== What you will do ==
Please set down the whole listing again, precisely.

== Material for this exercise ==
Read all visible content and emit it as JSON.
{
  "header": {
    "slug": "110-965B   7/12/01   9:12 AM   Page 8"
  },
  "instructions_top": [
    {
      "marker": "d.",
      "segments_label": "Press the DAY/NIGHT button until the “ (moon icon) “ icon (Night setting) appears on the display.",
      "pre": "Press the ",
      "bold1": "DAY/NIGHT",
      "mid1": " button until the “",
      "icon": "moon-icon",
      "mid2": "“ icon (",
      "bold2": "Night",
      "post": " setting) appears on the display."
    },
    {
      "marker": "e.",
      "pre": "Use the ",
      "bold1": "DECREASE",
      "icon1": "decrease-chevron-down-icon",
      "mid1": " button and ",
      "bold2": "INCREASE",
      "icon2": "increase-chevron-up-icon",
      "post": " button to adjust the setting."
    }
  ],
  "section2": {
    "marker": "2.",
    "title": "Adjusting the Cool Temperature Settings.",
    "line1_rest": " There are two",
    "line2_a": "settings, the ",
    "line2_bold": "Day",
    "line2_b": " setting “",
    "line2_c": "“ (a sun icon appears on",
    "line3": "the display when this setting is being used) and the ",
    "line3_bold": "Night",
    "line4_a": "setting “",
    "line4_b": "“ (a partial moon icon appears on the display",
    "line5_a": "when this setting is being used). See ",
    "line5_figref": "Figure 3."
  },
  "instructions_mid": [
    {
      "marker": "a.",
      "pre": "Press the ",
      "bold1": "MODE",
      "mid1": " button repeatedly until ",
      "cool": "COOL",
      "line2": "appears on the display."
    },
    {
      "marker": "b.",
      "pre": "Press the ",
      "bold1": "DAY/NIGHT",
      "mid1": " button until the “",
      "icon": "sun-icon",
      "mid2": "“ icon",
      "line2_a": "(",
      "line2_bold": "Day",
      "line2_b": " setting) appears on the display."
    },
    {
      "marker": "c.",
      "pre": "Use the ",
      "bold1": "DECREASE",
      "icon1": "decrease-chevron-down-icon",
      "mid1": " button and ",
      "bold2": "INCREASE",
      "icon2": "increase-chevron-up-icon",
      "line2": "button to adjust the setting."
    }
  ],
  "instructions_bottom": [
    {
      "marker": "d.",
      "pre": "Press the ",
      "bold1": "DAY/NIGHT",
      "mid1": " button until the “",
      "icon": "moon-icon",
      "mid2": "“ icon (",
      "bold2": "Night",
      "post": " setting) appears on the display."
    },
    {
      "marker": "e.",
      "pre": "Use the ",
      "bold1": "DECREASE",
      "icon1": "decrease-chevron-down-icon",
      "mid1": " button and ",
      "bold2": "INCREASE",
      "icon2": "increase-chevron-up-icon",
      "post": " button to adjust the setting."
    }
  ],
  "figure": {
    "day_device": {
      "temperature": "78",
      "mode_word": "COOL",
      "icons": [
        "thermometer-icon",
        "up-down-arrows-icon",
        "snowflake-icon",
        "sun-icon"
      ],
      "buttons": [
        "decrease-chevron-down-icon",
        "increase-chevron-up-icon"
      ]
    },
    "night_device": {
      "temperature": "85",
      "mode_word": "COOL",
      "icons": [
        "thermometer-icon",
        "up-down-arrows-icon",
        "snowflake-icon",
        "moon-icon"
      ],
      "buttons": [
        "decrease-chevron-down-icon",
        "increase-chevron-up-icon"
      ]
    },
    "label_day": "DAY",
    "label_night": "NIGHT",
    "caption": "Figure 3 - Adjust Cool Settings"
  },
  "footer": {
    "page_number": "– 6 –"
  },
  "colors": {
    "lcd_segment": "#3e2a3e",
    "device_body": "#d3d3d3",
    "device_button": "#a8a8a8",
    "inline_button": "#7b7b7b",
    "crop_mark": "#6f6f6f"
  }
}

== Response box ==
Read all visible content and emit it as JSON.
{
  "header": {
    "slug": "110-965B   7/12/01   9:12 AM   Page 8"
  },
  "instructions_top": [
    {
      "marker": "d.",
      "segments_label": "Press the DAY/NIGHT button until the “ (moon icon) “ icon (Night setting) appears on the display.",
      "pre": "Press the ",
      "bold1": "DAY/NIGHT",
      "mid1": " button until the “",
      "icon": "moon-icon",
      "mid2": "“ icon (",
      "bold2": "Night",
      "post": " setting) appears on the display."
    },
    {
      "marker": "e.",
      "pre": "Use the ",
      "bold1": "DECREASE",
      "icon1": "decrease-chevron-down-icon",
      "mid1": " button and ",
      "bold2": "INCREASE",
      "icon2": "increase-chevron-up-icon",
      "post": " button to adjust the setting."
    }
  ],
  "section2": {
    "marker": "2.",
    "title": "Adjusting the Cool Temperature Settings.",
    "line1_rest": " There are two",
    "line2_a": "settings, the ",
    "line2_bold": "Day",
    "line2_b": " setting “",
    "line2_c": "“ (a sun icon appears on",
    "line3": "the display when this setting is being used) and the ",
    "line3_bold": "Night",
    "line4_a": "setting “",
    "line4_b": "“ (a partial moon icon appears on the display",
    "line5_a": "when this setting is being used). See ",
    "line5_figref": "Figure 3."
  },
  "instructions_mid": [
    {
      "marker": "a.",
      "pre": "Press the ",
      "bold1": "MODE",
      "mid1": " button repeatedly until ",
      "cool": "COOL",
      "line2": "appears on the display."
    },
    {
      "marker": "b.",
      "pre": "Press the ",
      "bold1": "DAY/NIGHT",
      "mid1": " button until the “",
      "icon": "sun-icon",
      "mid2": "“ icon",
      "line2_a": "(",
      "line2_bold": "Day",
      "line2_b": " setting) appears on the display."
    },
    {
      "marker": "c.",
      "pre": "Use the ",
      "bold1": "DECREASE",
      "icon1": "decrease-chevron-down-icon",
      "mid1": " button and ",
      "bold2": "INCREASE",
      "icon2": "increase-chevron-up-icon",
      "line2": "button to adjust the setting."
    }
  ],
  "instructions_bottom": [
    {
      "marker": "d.",
      "pre": "Press the ",
      "bold1": "DAY/NIGHT",
      "mid1": " button until the “",
      "icon": "moon-icon",
      "mid2": "“ icon (",
      "bold2": "Night",
      "post": " setting) appears on the display."
    },
    {
      "marker": "e.",
      "pre": "Use the ",
      "bold1": "DECREASE",
      "icon1": "decrease-chevron-down-icon",
      "mid1": " button and ",
      "bold2": "INCREASE",
      "icon2": "increase-chevron-up-icon",
      "post": " button to adjust the setting."
    }
  ],
  "figure": {
    "day_device": {
      "temperature": "78",
      "mode_word": "COOL",
      "icons": [
        "thermometer-icon",
        "up-down-arrows-icon",
        "snowflake-icon",
        "sun-icon"
      ],
      "buttons": [
        "decrease-chevron-down-icon",
        "increase-chevron-up-icon"
      ]
    },
    "night_device": {
      "temperature": "85",
      "mode_word": "COOL",
      "icons": [
        "thermometer-icon",
        "up-down-arrows-icon",
        "snowflake-icon",
        "moon-icon"
      ],
      "buttons": [
        "decrease-chevron-down-icon",
        "increase-chevron-up-icon"
      ]
    },
    "label_day": "DAY",
    "label_night": "NIGHT",
    "caption": "Figure 3 - Adjust Cool Settings"
  },
  "footer": {
    "page_number": "– 6 –"
  },
  "colors": {
    "lcd_segment": "#3e2a3e",
    "device_body": "#d3d3d3",
    "device_button": "#a8a8a8",
    "inline_button": "#7b7b7b",
    "crop_mark": "#6f6f6f"
  }
}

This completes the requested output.